[WORK ORDER] Could you retype all of the records exactly, leaving out every picture?
[Opening SUPPLIED DATA section]
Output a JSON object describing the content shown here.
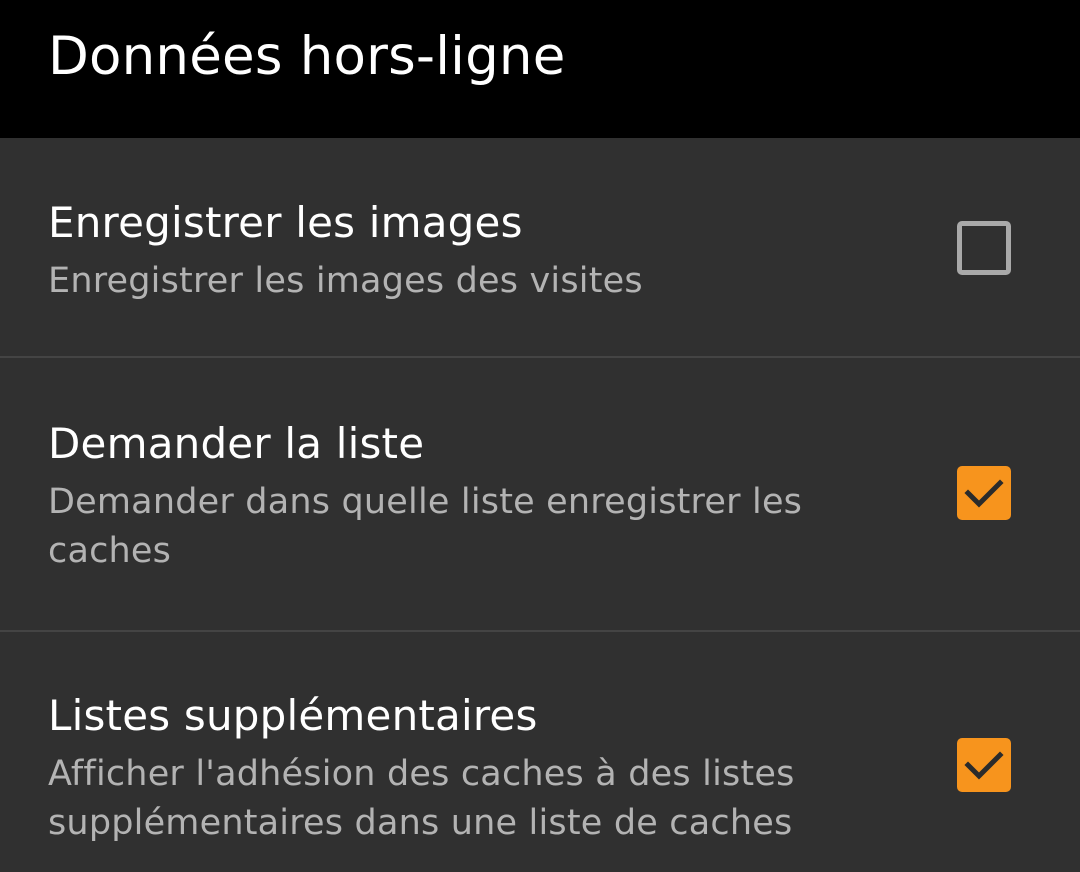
{
  "header": {
    "title": "Données hors-ligne"
  },
  "preferences": [
    {
      "title": "Enregistrer les images",
      "summary": "Enregistrer les images des visites",
      "checked": false
    },
    {
      "title": "Demander la liste",
      "summary": "Demander dans quelle liste enregistrer les caches",
      "checked": true
    },
    {
      "title": "Listes supplémentaires",
      "summary": "Afficher l'adhésion des caches à des listes supplémentaires dans une liste de caches",
      "checked": true
    }
  ],
  "colors": {
    "header_background": "#000000",
    "list_background": "#303030",
    "accent_checkbox": "#f7941d",
    "unchecked_border": "#a9a9a9",
    "divider": "#444444",
    "summary_text": "#b3b3b3"
  },
  "icons": {
    "checked": "check-icon"
  }
}
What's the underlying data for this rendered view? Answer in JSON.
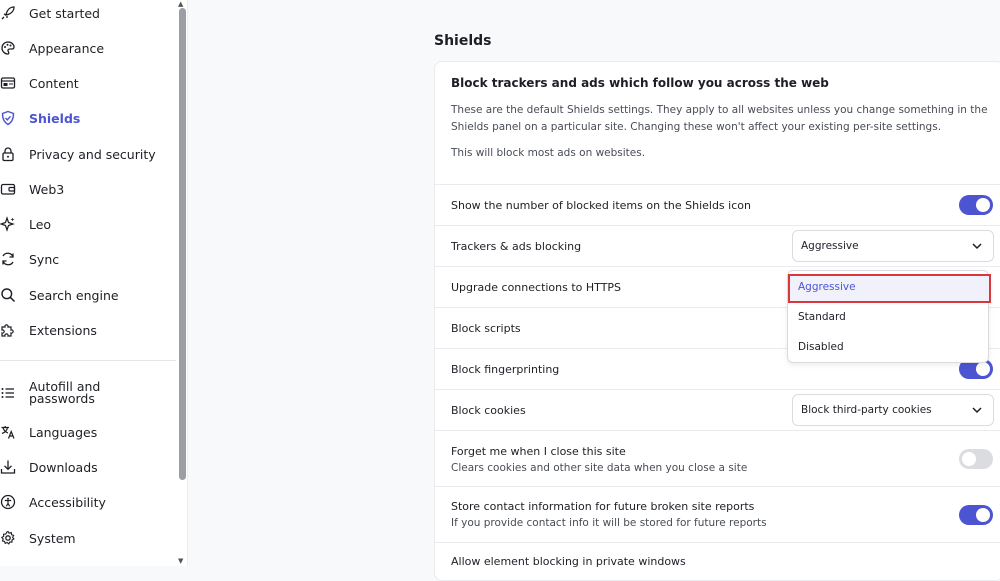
{
  "sidebar": {
    "items": [
      {
        "label": "Get started",
        "icon": "rocket-icon"
      },
      {
        "label": "Appearance",
        "icon": "palette-icon"
      },
      {
        "label": "Content",
        "icon": "content-icon"
      },
      {
        "label": "Shields",
        "icon": "shield-icon",
        "active": true
      },
      {
        "label": "Privacy and security",
        "icon": "lock-icon"
      },
      {
        "label": "Web3",
        "icon": "wallet-icon"
      },
      {
        "label": "Leo",
        "icon": "sparkle-icon"
      },
      {
        "label": "Sync",
        "icon": "sync-icon"
      },
      {
        "label": "Search engine",
        "icon": "search-icon"
      },
      {
        "label": "Extensions",
        "icon": "puzzle-icon"
      },
      {
        "label": "Autofill and passwords",
        "icon": "list-icon"
      },
      {
        "label": "Languages",
        "icon": "translate-icon"
      },
      {
        "label": "Downloads",
        "icon": "download-icon"
      },
      {
        "label": "Accessibility",
        "icon": "accessibility-icon"
      },
      {
        "label": "System",
        "icon": "gear-icon"
      }
    ]
  },
  "main": {
    "section_title": "Shields",
    "card": {
      "heading": "Block trackers and ads which follow you across the web",
      "desc1": "These are the default Shields settings. They apply to all websites unless you change something in the Shields panel on a particular site. Changing these won't affect your existing per-site settings.",
      "desc2": "This will block most ads on websites.",
      "rows": {
        "show_count": {
          "label": "Show the number of blocked items on the Shields icon",
          "on": true
        },
        "trackers": {
          "label": "Trackers & ads blocking",
          "value": "Aggressive"
        },
        "https": {
          "label": "Upgrade connections to HTTPS"
        },
        "scripts": {
          "label": "Block scripts"
        },
        "fingerprinting": {
          "label": "Block fingerprinting",
          "on": true
        },
        "cookies": {
          "label": "Block cookies",
          "value": "Block third-party cookies"
        },
        "forget": {
          "label": "Forget me when I close this site",
          "sub": "Clears cookies and other site data when you close a site",
          "on": false
        },
        "contact": {
          "label": "Store contact information for future broken site reports",
          "sub": "If you provide contact info it will be stored for future reports",
          "on": true
        },
        "element_blocking": {
          "label": "Allow element blocking in private windows"
        }
      }
    }
  },
  "dropdown": {
    "options": [
      "Aggressive",
      "Standard",
      "Disabled"
    ],
    "selected": "Aggressive"
  },
  "colors": {
    "accent": "#4c54d2",
    "highlight_border": "#d9373b"
  }
}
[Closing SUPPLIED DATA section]
[PROBLEM SOLUTION]
Output a JSON object describing the content shown here.
{
  "header": {
    "title": "Données hors-ligne"
  },
  "preferences": [
    {
      "title": "Enregistrer les images",
      "summary": "Enregistrer les images des visites",
      "checked": false
    },
    {
      "title": "Demander la liste",
      "summary": "Demander dans quelle liste enregistrer les caches",
      "checked": true
    },
    {
      "title": "Listes supplémentaires",
      "summary": "Afficher l'adhésion des caches à des listes supplémentaires dans une liste de caches",
      "checked": true
    }
  ],
  "colors": {
    "header_background": "#000000",
    "list_background": "#303030",
    "accent_checkbox": "#f7941d",
    "unchecked_border": "#a9a9a9",
    "divider": "#444444",
    "summary_text": "#b3b3b3"
  },
  "icons": {
    "checked": "check-icon"
  }
}
What's the underlying data for this rendered view? Answer in JSON.
{
  "sidebar": {
    "items": [
      {
        "label": "Get started",
        "icon": "rocket-icon"
      },
      {
        "label": "Appearance",
        "icon": "palette-icon"
      },
      {
        "label": "Content",
        "icon": "content-icon"
      },
      {
        "label": "Shields",
        "icon": "shield-icon",
        "active": true
      },
      {
        "label": "Privacy and security",
        "icon": "lock-icon"
      },
      {
        "label": "Web3",
        "icon": "wallet-icon"
      },
      {
        "label": "Leo",
        "icon": "sparkle-icon"
      },
      {
        "label": "Sync",
        "icon": "sync-icon"
      },
      {
        "label": "Search engine",
        "icon": "search-icon"
      },
      {
        "label": "Extensions",
        "icon": "puzzle-icon"
      },
      {
        "label": "Autofill and passwords",
        "icon": "list-icon"
      },
      {
        "label": "Languages",
        "icon": "translate-icon"
      },
      {
        "label": "Downloads",
        "icon": "download-icon"
      },
      {
        "label": "Accessibility",
        "icon": "accessibility-icon"
      },
      {
        "label": "System",
        "icon": "gear-icon"
      }
    ]
  },
  "main": {
    "section_title": "Shields",
    "card": {
      "heading": "Block trackers and ads which follow you across the web",
      "desc1": "These are the default Shields settings. They apply to all websites unless you change something in the Shields panel on a particular site. Changing these won't affect your existing per-site settings.",
      "desc2": "This will block most ads on websites.",
      "rows": {
        "show_count": {
          "label": "Show the number of blocked items on the Shields icon",
          "on": true
        },
        "trackers": {
          "label": "Trackers & ads blocking",
          "value": "Aggressive"
        },
        "https": {
          "label": "Upgrade connections to HTTPS"
        },
        "scripts": {
          "label": "Block scripts"
        },
        "fingerprinting": {
          "label": "Block fingerprinting",
          "on": true
        },
        "cookies": {
          "label": "Block cookies",
          "value": "Block third-party cookies"
        },
        "forget": {
          "label": "Forget me when I close this site",
          "sub": "Clears cookies and other site data when you close a site",
          "on": false
        },
        "contact": {
          "label": "Store contact information for future broken site reports",
          "sub": "If you provide contact info it will be stored for future reports",
          "on": true
        },
        "element_blocking": {
          "label": "Allow element blocking in private windows"
        }
      }
    }
  },
  "dropdown": {
    "options": [
      "Aggressive",
      "Standard",
      "Disabled"
    ],
    "selected": "Aggressive"
  },
  "colors": {
    "accent": "#4c54d2",
    "highlight_border": "#d9373b"
  }
}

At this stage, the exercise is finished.